Royale, of course, was a junk label supreme, and this one is junky even by Royale, um, standards--not the music or the orchestra, which are great, but the sound quality, which is fairly pathetic. My theory is that the material was recorded off the radio, probably overseas, and then mastered from reel to reel tape. The latter would explain the machine shut-off sound that follows each track, which I've edited out for your convenience. (The shut-off noise, not the tracks.) I also edited out numerous pops and tape drop-outs (or are they broadcast drops?) and just generally balanced the two channels to minimize distortion and create the illusion that someone actually engineered this.
Some all-time great Pops novelties, all beautifully done--Dizzy Fingers, Kitten on the Keys, The Syncopated Clock, Stringcopation--and lush, gloriously over-arranged standards like, well, Star Dust. How over-arranged? Well, I can picture Mantovani paring down the Star Dust orchestration and halving the running time. Not a problem for me--I love such over the top easy listening, in part because it makes for such a wonderful contradiction (easy/over the top).
The two-part Hollywood Concerto has nothing to do with Hollywood or concertos, which makes for a nothing ending to this set, but I love it, anyway. It's probably my favorite junk-label album of all time.
An Hour of Star Dust--Royale Concert Orch.
Those Foolish Things
Kitten on the Keys
Hollywood Concerto, Pt. 1
Hollywood Concerto, Pt. 2
An Hour of Star Dust--Royale Concert Orch. (Royale 1274)
Friday, May 25, 2012
One big difference between Arianna Huffington and Robert Conrad? I've got one: Robert doesn't pretend to be a liberal.
Thursday, May 24, 2012
On the pages of MY(P)WHAE, only the most authentic, classic, genuine, essential, and legendary fake country is shared. We'll have nothing to do with cut-rate and/or inauthentic fakeness. That is our sincere promise. And, while it's occurring to me, am I the only person who looks at the Folk Music label (below) and sees a 2? Which is actually an eighth note with the head in the wrong direction?
In our second installment, we'll be hearing more budget knock-offs of then-current country hits, though they're not necessarily more budget.
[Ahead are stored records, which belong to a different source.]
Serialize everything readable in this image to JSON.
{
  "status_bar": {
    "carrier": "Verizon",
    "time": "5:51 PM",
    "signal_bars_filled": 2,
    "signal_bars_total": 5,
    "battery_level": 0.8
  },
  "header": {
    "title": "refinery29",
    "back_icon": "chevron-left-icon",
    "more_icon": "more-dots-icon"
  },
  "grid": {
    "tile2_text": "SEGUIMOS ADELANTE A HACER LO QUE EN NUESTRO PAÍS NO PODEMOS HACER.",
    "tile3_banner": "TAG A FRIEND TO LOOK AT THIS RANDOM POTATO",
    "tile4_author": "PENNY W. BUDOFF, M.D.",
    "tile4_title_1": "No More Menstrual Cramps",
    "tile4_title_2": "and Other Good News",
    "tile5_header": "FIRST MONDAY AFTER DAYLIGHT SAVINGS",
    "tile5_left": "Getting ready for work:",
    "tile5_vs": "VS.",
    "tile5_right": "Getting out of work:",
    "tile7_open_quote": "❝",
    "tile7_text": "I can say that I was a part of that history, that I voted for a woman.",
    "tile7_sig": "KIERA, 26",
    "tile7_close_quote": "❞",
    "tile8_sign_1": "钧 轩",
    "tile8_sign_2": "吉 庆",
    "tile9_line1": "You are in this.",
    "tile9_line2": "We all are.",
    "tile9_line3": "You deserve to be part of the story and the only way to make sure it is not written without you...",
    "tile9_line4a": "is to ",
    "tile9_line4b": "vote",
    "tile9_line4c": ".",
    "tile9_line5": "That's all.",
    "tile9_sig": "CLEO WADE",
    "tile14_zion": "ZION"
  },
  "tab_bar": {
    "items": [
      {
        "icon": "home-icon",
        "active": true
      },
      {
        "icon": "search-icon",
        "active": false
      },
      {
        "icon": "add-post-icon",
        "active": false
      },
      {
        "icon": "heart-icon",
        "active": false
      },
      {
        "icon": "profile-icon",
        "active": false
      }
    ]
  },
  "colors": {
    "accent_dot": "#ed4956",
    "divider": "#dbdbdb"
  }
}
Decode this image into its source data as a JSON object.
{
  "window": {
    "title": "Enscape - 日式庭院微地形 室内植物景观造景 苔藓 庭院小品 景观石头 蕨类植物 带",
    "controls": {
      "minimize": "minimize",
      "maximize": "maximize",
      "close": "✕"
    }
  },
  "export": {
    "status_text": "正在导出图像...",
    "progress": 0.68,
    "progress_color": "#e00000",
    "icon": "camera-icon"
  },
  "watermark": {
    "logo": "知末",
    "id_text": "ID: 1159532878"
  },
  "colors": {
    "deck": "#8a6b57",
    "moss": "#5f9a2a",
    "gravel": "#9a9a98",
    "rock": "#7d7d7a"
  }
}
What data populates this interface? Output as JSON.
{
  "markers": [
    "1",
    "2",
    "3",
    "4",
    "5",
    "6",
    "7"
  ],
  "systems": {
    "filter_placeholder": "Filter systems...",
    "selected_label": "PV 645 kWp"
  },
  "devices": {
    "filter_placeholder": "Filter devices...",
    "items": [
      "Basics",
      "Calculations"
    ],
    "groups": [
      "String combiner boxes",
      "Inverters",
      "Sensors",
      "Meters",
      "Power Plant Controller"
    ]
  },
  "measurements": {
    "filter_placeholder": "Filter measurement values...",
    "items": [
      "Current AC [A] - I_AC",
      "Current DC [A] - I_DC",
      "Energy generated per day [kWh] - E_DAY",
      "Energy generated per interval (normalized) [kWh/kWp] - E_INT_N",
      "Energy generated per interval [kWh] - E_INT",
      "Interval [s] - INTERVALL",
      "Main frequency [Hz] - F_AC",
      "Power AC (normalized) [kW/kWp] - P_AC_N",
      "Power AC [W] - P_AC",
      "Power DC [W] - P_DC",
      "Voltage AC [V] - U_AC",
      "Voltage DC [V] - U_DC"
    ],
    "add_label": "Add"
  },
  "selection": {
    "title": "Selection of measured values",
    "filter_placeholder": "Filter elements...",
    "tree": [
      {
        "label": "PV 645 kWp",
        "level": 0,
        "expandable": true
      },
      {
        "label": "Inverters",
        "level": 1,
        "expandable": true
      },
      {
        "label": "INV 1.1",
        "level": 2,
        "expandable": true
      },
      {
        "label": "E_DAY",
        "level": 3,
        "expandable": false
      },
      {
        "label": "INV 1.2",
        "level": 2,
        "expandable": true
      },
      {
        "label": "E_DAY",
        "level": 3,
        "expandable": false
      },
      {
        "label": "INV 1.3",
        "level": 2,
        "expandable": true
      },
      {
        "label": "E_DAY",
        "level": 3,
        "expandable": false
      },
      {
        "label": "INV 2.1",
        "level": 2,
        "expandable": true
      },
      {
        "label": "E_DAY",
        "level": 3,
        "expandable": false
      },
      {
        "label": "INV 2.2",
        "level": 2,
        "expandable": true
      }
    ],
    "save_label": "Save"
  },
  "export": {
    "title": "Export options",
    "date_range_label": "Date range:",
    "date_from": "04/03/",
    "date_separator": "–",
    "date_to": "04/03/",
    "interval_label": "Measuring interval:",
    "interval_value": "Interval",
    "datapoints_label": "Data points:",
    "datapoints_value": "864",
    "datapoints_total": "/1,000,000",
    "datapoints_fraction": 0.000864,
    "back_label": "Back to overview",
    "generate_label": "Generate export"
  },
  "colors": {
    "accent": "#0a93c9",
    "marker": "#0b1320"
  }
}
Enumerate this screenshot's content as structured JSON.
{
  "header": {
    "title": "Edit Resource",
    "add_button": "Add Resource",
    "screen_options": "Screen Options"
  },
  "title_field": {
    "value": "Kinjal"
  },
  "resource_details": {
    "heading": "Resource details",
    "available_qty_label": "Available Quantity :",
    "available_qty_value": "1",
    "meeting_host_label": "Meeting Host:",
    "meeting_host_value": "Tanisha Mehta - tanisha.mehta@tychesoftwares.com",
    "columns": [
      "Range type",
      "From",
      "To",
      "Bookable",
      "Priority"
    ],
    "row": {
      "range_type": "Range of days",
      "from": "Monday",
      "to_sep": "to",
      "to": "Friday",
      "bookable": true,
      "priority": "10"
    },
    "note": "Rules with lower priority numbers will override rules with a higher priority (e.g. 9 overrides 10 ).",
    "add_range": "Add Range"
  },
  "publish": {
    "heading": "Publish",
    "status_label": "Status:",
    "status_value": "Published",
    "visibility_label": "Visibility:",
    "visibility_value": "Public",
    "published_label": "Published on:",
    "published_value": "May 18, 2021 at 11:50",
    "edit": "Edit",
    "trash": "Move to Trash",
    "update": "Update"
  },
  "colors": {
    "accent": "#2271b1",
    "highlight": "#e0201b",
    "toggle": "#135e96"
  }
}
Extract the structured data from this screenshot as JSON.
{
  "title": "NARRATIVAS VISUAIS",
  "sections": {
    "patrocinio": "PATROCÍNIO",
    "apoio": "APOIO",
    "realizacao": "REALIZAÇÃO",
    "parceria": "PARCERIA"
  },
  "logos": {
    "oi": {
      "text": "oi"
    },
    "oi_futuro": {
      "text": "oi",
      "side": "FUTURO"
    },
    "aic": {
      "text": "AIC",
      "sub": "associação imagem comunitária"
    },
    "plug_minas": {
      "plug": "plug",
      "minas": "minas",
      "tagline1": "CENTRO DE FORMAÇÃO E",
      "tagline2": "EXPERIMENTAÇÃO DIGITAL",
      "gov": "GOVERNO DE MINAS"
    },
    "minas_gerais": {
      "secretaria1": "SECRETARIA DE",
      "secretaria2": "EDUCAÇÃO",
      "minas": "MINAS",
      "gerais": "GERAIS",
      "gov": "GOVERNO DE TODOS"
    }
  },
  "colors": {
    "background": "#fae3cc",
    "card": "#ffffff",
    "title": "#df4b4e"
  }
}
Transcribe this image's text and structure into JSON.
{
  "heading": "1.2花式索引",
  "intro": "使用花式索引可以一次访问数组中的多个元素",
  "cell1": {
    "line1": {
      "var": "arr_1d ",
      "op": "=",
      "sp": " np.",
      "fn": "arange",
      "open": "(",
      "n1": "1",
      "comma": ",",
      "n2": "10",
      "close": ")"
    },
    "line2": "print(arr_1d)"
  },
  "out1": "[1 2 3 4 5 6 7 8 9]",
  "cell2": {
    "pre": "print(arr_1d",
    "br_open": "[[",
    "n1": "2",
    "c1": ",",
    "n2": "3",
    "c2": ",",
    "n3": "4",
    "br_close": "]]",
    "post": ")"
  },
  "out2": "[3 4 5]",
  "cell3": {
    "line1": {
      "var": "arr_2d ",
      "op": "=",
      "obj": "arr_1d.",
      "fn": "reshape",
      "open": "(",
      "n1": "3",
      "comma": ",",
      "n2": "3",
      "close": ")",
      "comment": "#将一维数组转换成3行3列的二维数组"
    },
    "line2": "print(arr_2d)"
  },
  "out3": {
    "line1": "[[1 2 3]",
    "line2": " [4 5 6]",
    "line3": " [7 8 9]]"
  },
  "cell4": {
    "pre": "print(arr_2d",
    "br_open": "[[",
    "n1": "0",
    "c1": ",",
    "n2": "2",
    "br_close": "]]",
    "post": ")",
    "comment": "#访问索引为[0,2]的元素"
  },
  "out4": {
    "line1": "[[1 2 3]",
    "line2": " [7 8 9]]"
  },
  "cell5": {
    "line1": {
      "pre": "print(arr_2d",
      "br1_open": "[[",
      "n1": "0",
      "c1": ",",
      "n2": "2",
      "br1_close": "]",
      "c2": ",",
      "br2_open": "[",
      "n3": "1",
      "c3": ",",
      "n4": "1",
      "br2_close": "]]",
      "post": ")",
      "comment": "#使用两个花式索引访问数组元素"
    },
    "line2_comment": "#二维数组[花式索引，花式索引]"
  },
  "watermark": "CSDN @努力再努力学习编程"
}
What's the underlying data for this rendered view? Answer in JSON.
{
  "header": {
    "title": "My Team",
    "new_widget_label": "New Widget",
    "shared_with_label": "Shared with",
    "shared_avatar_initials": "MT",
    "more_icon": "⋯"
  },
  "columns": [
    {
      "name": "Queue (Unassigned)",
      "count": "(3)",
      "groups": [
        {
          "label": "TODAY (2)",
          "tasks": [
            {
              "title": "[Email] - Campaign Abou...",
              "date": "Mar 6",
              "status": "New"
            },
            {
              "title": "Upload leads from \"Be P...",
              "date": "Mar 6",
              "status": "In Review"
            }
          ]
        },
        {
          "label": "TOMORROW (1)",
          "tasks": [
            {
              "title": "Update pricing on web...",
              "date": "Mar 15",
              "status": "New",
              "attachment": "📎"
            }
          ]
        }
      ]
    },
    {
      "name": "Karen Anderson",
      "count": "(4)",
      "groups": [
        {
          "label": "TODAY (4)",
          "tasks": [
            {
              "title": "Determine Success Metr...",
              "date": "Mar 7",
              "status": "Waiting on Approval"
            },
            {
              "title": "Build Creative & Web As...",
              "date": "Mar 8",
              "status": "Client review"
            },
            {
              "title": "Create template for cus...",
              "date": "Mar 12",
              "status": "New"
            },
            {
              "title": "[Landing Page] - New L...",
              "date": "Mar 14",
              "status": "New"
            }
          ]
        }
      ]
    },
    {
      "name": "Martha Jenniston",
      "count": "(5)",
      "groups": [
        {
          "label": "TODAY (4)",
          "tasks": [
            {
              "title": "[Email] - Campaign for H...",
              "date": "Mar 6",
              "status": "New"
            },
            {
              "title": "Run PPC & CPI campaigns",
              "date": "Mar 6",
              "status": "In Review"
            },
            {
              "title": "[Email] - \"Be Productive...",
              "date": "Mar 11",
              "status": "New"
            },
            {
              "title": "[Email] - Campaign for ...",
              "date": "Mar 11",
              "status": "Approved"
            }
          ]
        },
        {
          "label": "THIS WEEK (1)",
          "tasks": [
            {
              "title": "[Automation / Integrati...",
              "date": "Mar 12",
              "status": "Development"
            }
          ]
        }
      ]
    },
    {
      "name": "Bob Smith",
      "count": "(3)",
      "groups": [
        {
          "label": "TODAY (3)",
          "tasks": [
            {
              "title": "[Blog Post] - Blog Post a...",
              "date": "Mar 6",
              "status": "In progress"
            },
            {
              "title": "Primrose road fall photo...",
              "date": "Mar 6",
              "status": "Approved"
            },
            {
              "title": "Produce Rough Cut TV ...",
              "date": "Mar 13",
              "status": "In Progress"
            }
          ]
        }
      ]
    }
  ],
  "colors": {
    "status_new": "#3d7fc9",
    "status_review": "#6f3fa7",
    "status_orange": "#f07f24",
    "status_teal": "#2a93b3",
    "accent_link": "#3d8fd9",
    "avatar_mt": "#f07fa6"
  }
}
In fact, they're all at pretty much the same level of cheapness. All of these are from my collection, and all but two are 78s. And please ignore the third label scan (Settin' the Woods on Fire), which will be part of our next playlist, not this one. I'd meant to scan How Much Is that Hound Dog in the Window (imitation Homer and Jethro), but I grabbed the wrong Tops 45. That'll happen.
I reckon the four Delbert Barker sides are the best, especially 1954's No, I Don't Believe I Will, an eleven-bar (!) blues with a stop-time intro a la Heartbreak Hotel and Blue Suede Shoes. This is a cover of a Carl Smith single.
In the technical dept., Down Yonder and Waitin' Just for You were rendered savable by getting rid of the right channel, which was nothing but scratch. Luckily, whatever needle did this to the disc was on much friendlier terms with the left groove wall.
Criss-crossing needle digs made for an editing nightmare toward the end of Sparkling Brown Eyes--you'll still hear echoes of clicks and pops, but I managed to remove most of the noise. All of that trouble for a Tops EP? Yes. Because I'm nuts.
To the authentically fake country: Fake Country 2
How Much Is That Hound Dog in the Window--Rusty Howard and Dick James (Tops 368)
Orchids Mean Goodbye--Corky Carpenter (Same)
Waitin' Just for You--R.B. Gibson (Folk 131)
Lovesick Blues--Delbert Barker (Kentucky 534; 1952)
I Overlooked an Orchid--Same
No, I Don't Believe I Will--Delbert Barker (Gateway 1101; 1954)
Hearts of Stone--Same
I Don't Hurt Anymore--Rusty Howard and the Rhythm Rangers (Tops R 239)
Sparkling Brown Eyes--Same
One By One--Same